I suppose my only real complaint with the gameplay is that it gets really boring and really repetitive, which is surprising given the amount of potential the character roster and four-character match-ups and Fusion Power concept would seem to offer. But after only a few hours into the game two things are going to happen. You are either going to sample everybody and do and see a bit of everything and get bored, or you are going to settle on your favorite ensemble and fall into a rut.
Don’t get me wrong – Marvel fans and comic book lovers are going to go berserk over this game, but the more casual gamers are going to have their fill probably before their rental period has expired.
There is a modest attempt to flesh out the Marvel universe with some incidental elements. Between missions you hang out at Stark Tower or the SHIELD base where you can engage in conversations with other characters. This reminded me of Mass Effect with responses that fall into predefined categories such as diplomatic or aggressive, which in turn fill up a meter that will eventually earn you a specific Boost power. There are some amusing things to discover in these hub areas like news reports, snippets from a TV reality show about superheroes, or even access to a training simulator and a fantastic superhero trivia game.
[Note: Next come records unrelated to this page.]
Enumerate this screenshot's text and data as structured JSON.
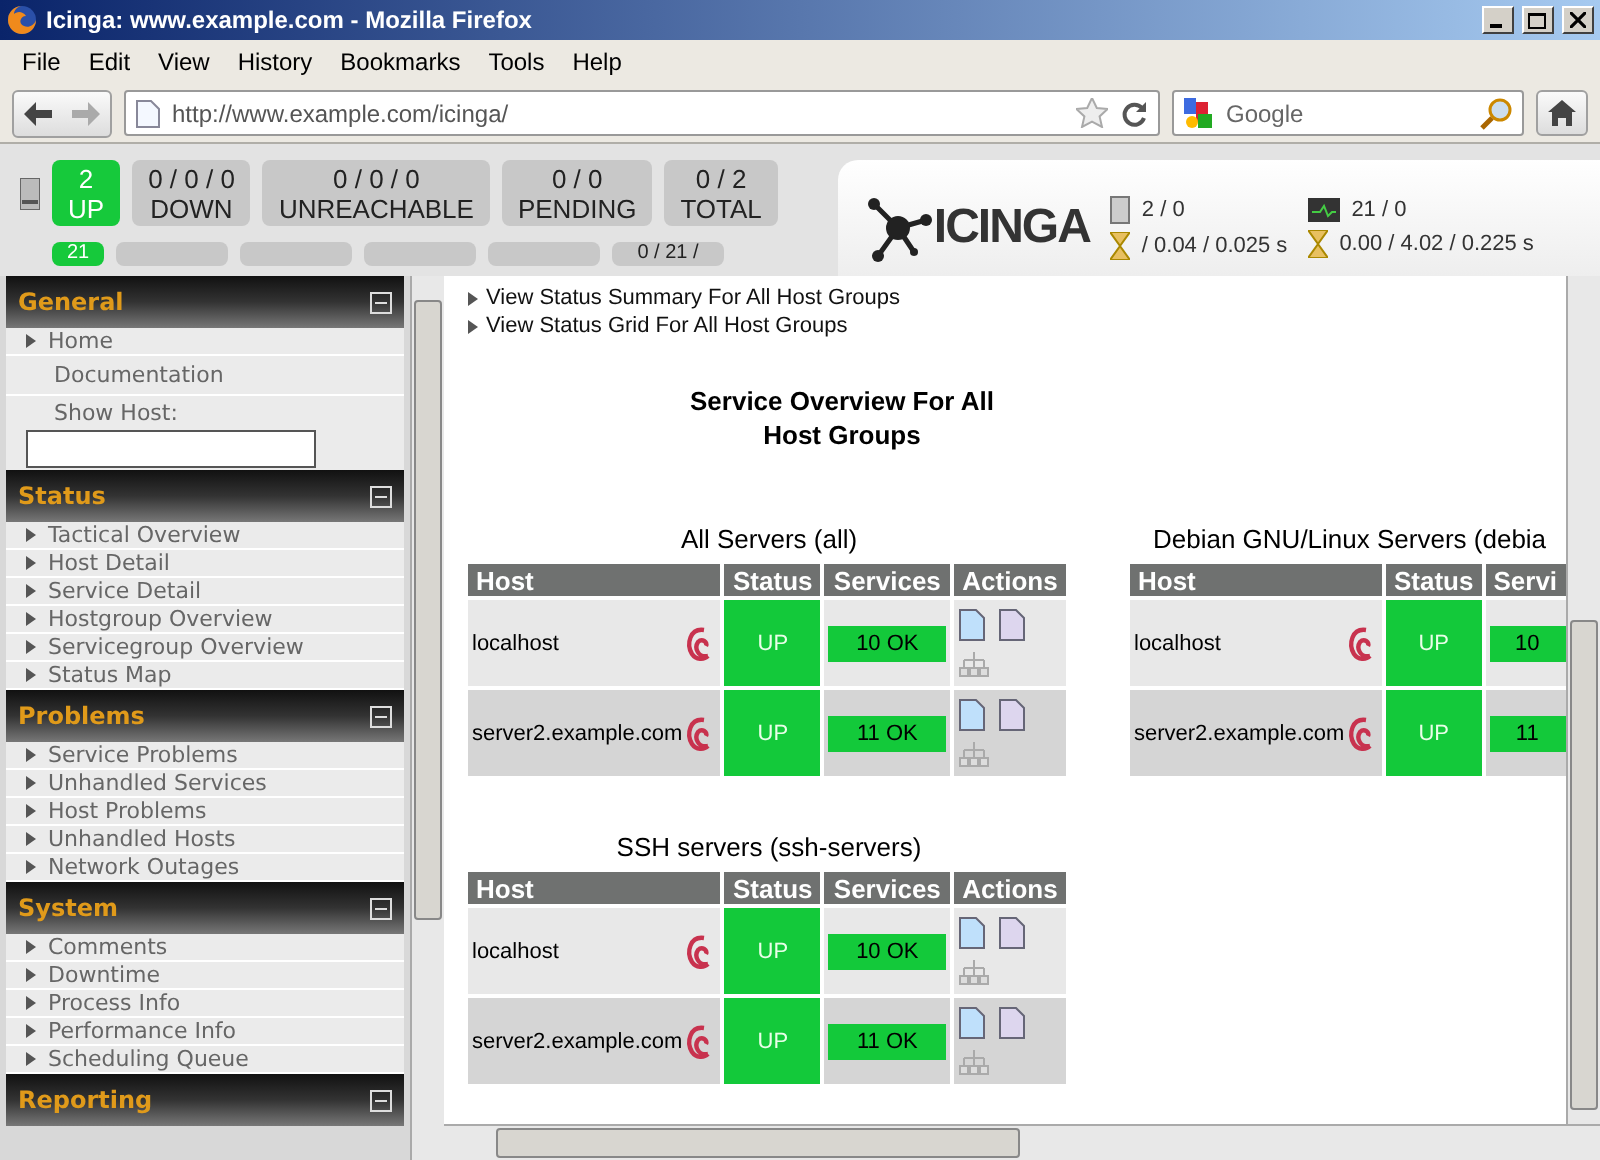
{
  "window": {
    "title": "Icinga: www.example.com - Mozilla Firefox"
  },
  "menu": [
    "File",
    "Edit",
    "View",
    "History",
    "Bookmarks",
    "Tools",
    "Help"
  ],
  "address": {
    "value": "http://www.example.com/icinga/"
  },
  "search": {
    "placeholder": "Google"
  },
  "host_totals": [
    {
      "value": "2",
      "label": "UP",
      "kind": "up"
    },
    {
      "value": "0 / 0 / 0",
      "label": "DOWN",
      "kind": "neutral"
    },
    {
      "value": "0 / 0 / 0",
      "label": "UNREACHABLE",
      "kind": "neutral"
    },
    {
      "value": "0 / 0",
      "label": "PENDING",
      "kind": "neutral"
    },
    {
      "value": "0 / 2",
      "label": "TOTAL",
      "kind": "neutral"
    }
  ],
  "service_totals": [
    {
      "kind": "up",
      "value": "21"
    },
    {
      "kind": "neutral"
    },
    {
      "kind": "neutral"
    },
    {
      "kind": "neutral"
    },
    {
      "kind": "neutral"
    },
    {
      "kind": "neutral",
      "value": "0 / 21 /"
    }
  ],
  "logo": "ICINGA",
  "performance": {
    "hosts": "2 / 0",
    "host_latency": "/ 0.04 / 0.025 s",
    "services": "21 / 0",
    "service_latency": "0.00 / 4.02 / 0.225 s"
  },
  "sidebar": [
    {
      "title": "General",
      "items": [
        {
          "label": "Home",
          "kind": "link"
        },
        {
          "label": "Documentation",
          "kind": "plain"
        },
        {
          "label": "Show Host:",
          "kind": "field"
        }
      ]
    },
    {
      "title": "Status",
      "items": [
        {
          "label": "Tactical Overview",
          "kind": "link"
        },
        {
          "label": "Host Detail",
          "kind": "link"
        },
        {
          "label": "Service Detail",
          "kind": "link"
        },
        {
          "label": "Hostgroup Overview",
          "kind": "link"
        },
        {
          "label": "Servicegroup Overview",
          "kind": "link"
        },
        {
          "label": "Status Map",
          "kind": "link"
        }
      ]
    },
    {
      "title": "Problems",
      "items": [
        {
          "label": "Service Problems",
          "kind": "link"
        },
        {
          "label": "Unhandled Services",
          "kind": "link"
        },
        {
          "label": "Host Problems",
          "kind": "link"
        },
        {
          "label": "Unhandled Hosts",
          "kind": "link"
        },
        {
          "label": "Network Outages",
          "kind": "link"
        }
      ]
    },
    {
      "title": "System",
      "items": [
        {
          "label": "Comments",
          "kind": "link"
        },
        {
          "label": "Downtime",
          "kind": "link"
        },
        {
          "label": "Process Info",
          "kind": "link"
        },
        {
          "label": "Performance Info",
          "kind": "link"
        },
        {
          "label": "Scheduling Queue",
          "kind": "link"
        }
      ]
    },
    {
      "title": "Reporting"
    }
  ],
  "links": [
    "View Status Summary For All Host Groups",
    "View Status Grid For All Host Groups"
  ],
  "heading": [
    "Service Overview For All",
    "Host Groups"
  ],
  "groups": [
    {
      "title": "All Servers (all)",
      "columns": [
        "Host",
        "Status",
        "Services",
        "Actions"
      ],
      "rows": [
        {
          "host": "localhost",
          "status": "UP",
          "services": "10 OK"
        },
        {
          "host": "server2.example.com",
          "status": "UP",
          "services": "11 OK"
        }
      ]
    },
    {
      "title": "Debian GNU/Linux Servers (debia",
      "columns": [
        "Host",
        "Status",
        "Servi"
      ],
      "rows": [
        {
          "host": "localhost",
          "status": "UP",
          "services": "10"
        },
        {
          "host": "server2.example.com",
          "status": "UP",
          "services": "11"
        }
      ]
    },
    {
      "title": "SSH servers (ssh-servers)",
      "columns": [
        "Host",
        "Status",
        "Services",
        "Actions"
      ],
      "rows": [
        {
          "host": "localhost",
          "status": "UP",
          "services": "10 OK"
        },
        {
          "host": "server2.example.com",
          "status": "UP",
          "services": "11 OK"
        }
      ]
    }
  ]
}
As far as presentation, the game looks fantastic, both in level and character design. Each superhero has their own set of awesome moves and the level of destruction is fantastic not to mention all the flashy effects. Lighting is phenomenal along with reflections and detailed textures. The camera is pretty good about covering all the action from a good angle, but I wished it would zoom in a bit tighter to get a better look at these characters.
The music is excellent but the voice acting is pretty lame and downright awful for a few characters – Thor comes to mind. Special effects are solid, mostly smashing and breaking noises punctuated with some flashy superpower noises that sound reasonably appropriate.
Completionists will find 50 Achievements, most of which are awarded for progressing through the game, with more challenging ones based on earning medals, collecting stuff, or doing the sim and trivia challenges. It will take about two passes through the game to level up the entire roster, but by design, the game encourages you to play through a second time.
Ultimate Alliance 2 starts off slow, which isn’t good since most people make their decision to finish a game within the first one or two hours. For me, the game didn’t really take off until the whole Pro-Reg, Anti-Reg debate kicked in, but even then I kept lapsing into these daydreaming ruts of gaming. It was really hard to focus on the story or any driving force behind all the mindless button mashing.